Community-building seems to be on a lot of people's minds these days. In the Internet commerce sphere, its importance was acknowledged from the very start. Here are some examples of engaged user communities, some focused on product reviews and some not.
Tirerack.com. They sell tires. And wheels. Not much else. Their customer feedback mechanism is much more detailed than just a star rating: after you buy tires, they allow you to rate wet traction, dry traction, snow and ice, etc, all separately. And with dozens of user ratings on every tire you might consider buying, they're the definitive source of real-world information.
Newegg.com, electronics retailer. Their users include real experts (that is, people just a little smarter than you) whose opinions are invaluable. Newegg's service is good enough to keep their customers satisfied with the retail part of the experience, so they don't have to be afraid when those customers return and comment on the products.
Songmeanings.net, song lyrics database. I've become quite fond of this site, but then, its competition scrapes the bottom of the barrel. The conversation here is mostly quite thoughtful. I've found surprises like the theory that Interpol's "PDA" is about date rape, and sincere but amusing nonsense like Moving Clocks Run Slow by We Were Promised Jetpacks being about Einsteinian special relativity.
Epicurious.com, recipe database. It's a Conde Nast site, so it contains all the recipes from Gourmet, Bon Appetit, and several others. The wonderful thing is that users who rate recipes are always careful to mention any changes they made, and how they might change it if they made it again. This way, you don't have to look at an unfamiliar technique or ingredient and wonder how it will work out - you can see how other people dealt with it. Other sites have made similar achievements in this space: CookingLight.com, whose database is also contained in MyRecipes.com.
DIY sites covering loudspeaker and amplifier building are great guides for their users, partly because people stick with hobbies for a long time. And of course Linux, wikipedia, etc. were built by users and have pretty much become institutions as a result.
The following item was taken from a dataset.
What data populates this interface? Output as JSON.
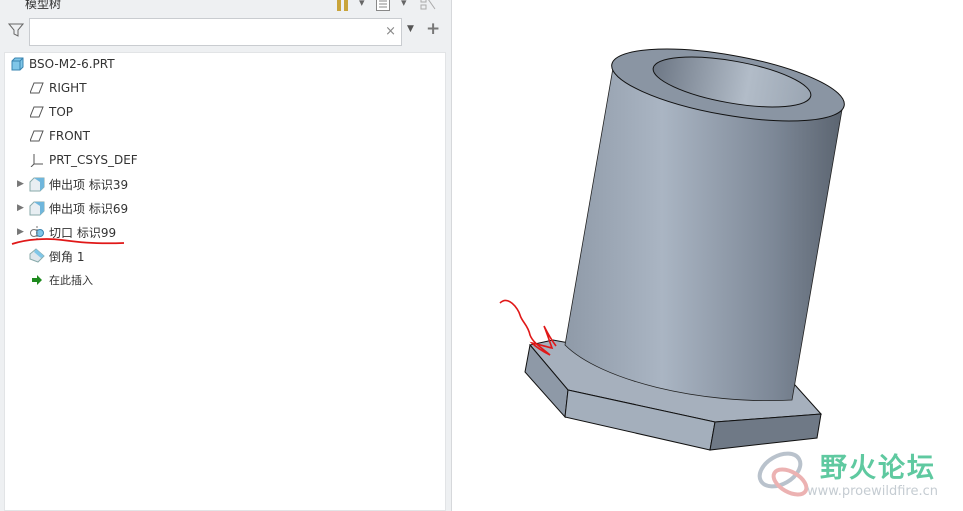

Engagement is power, I think. The people putting their energy into these communities are amateurs - with very few exceptions, they don't make a living at whatever they're contributing to. But their collective efforts build something with a life of its own. For a retailer, that means return business. For a hobby, it means people being able to accomplish things they otherwise couldn't.